Use SoD for Cash Controls
Cash management is essential for businesses of all sizes. Compensating controls are a type of control used by businesses with less resources to implement stricter SoD controls. For example, if your company doesn’t have the budget for extensive monitoring technology or additional staffing, you can implement compensating controls to minimize risks. In the case of cash management, compensating controls can be set to ensure that handling, disbursing, and reporting cash are conducted securely and effectively. Some key concepts in cash controls are authorization, job roles, and dual signatures.
First, define who is allowed to access and handle business cash. Then create separate job roles for reconciliation and reporting to prevent any single person from having excessive control over your cash operations. Additionally, implement a dual signatures policy for checks or other cash disbursements. Requiring two signatures provides you with supporting documentation for transactions to further enhance employee accountability and protect your accounts.
Petty Cash Accounts SoD Roles
Even when handling small amounts of cash, like petty cash, SoD controls are essential. When handling cash there isn’t a bank statement to check for accountability. You need a system for cash accounts that keeps a close eye on the flow. To manage petty cash effectively, assign two distinct roles to different employees.
- Custodian Role: A person responsible for managing and disbursing petty cash funds.
- Reconciliation Role: Another individual to regularly review and balance your petty cash transactions. This ensures that all expenses are properly accounted for.
Help to Implement Segregation of Duties
There are many challenges that businesses can face when implementing internal controls including SoD. Whether you’re operating a small or medium-sized business, Segregation of Duties is a powerful tool to ensure financial transparency, accountability, and integrity. Even if you understand its importance it can be quite an undertaking to implement it effectively. Here are some ways to simplify the process and get your SoD policies underway.
Segregated Duties Control Matrix
To simplify the planning of SoD controls, you can create a Segregation of Duties matrix for your business. A SoD Matrix is a document or spreadsheet that outlines roles and responsibilities within your organization. It helps you to identify which duties should be kept separate for effective internal controls. The matrix streamlines workflow and improves the efficiency of financial processes by ensuring that tasks are assigned to individuals with the necessary skills and expertise. This reduces redundancies and errors.
The matrix can also serve as a valuable resource for training new employees. It helps them understand their roles within the organization and the importance of adhering to internal controls. When employees have defined roles and responsibilities to look at, it promotes transparency. It also becomes easier for management to track who is responsible for each step of a process in turn making it difficult for unauthorized actions to go unnoticed.
Regularly update your segregation of duties matrix to adapt to changes within your business. As your business grows, the matrix can be updated to accommodate changes in roles and responsibilities. It provides a flexible framework that adapts to your organization’s needs.

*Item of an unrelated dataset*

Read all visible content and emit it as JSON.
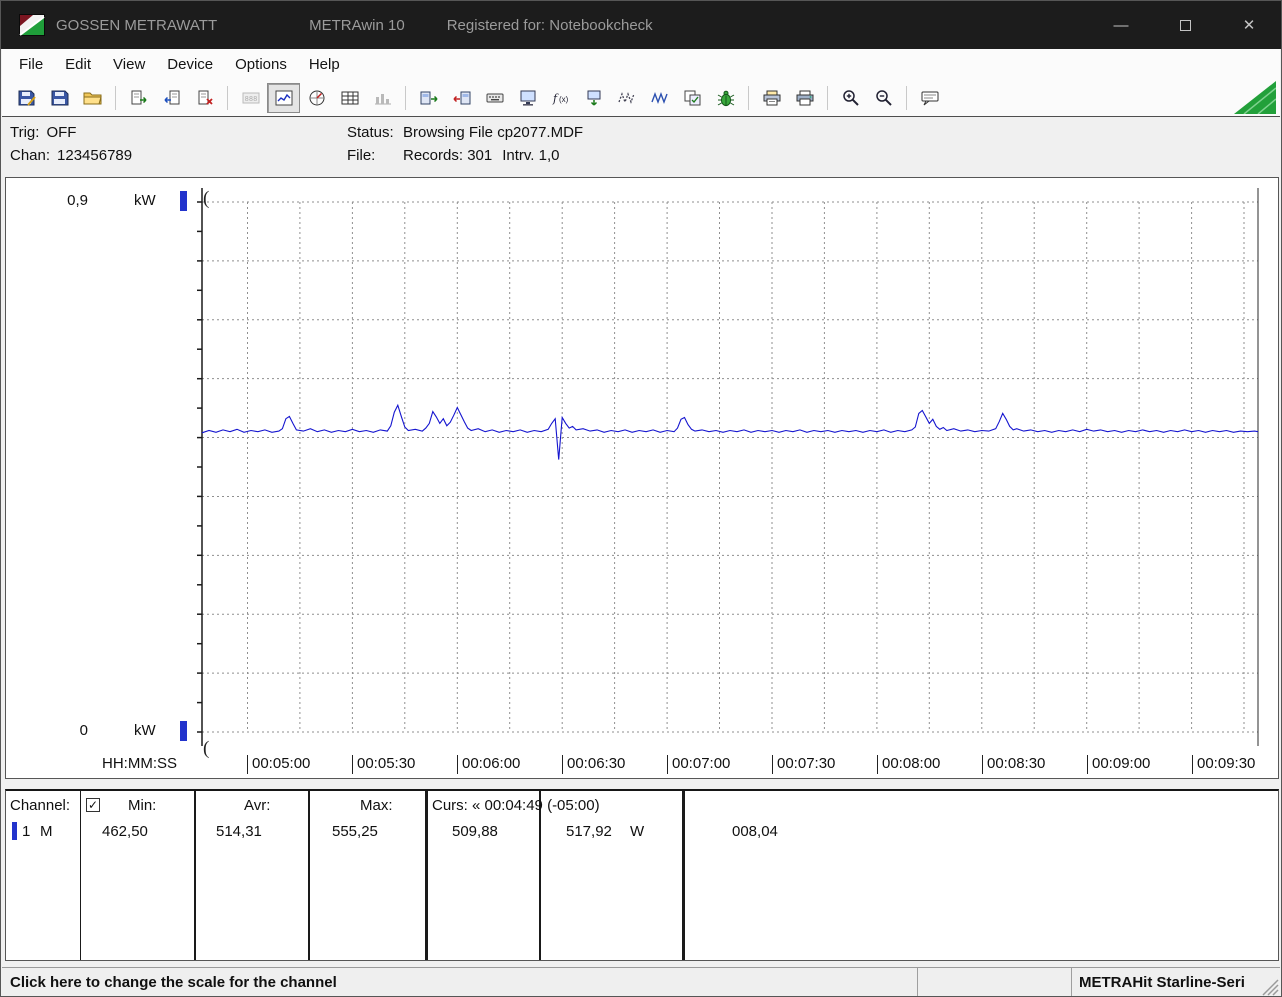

Hire Professional Business Consultants
If you don’t know where to start or have questions when creating and implementing your separation of duties, the business consultants at Simply Counted can help. Contact us for a consultation. We can help you set up shared responsibilities, and transaction processing policies, as well as outline any other control activities to protect your business.
Diana is an Accredited Business Accountant/Consultant with more than 25 years of experience. She is a graduate of Ferris State University and an active member of Toastmasters International.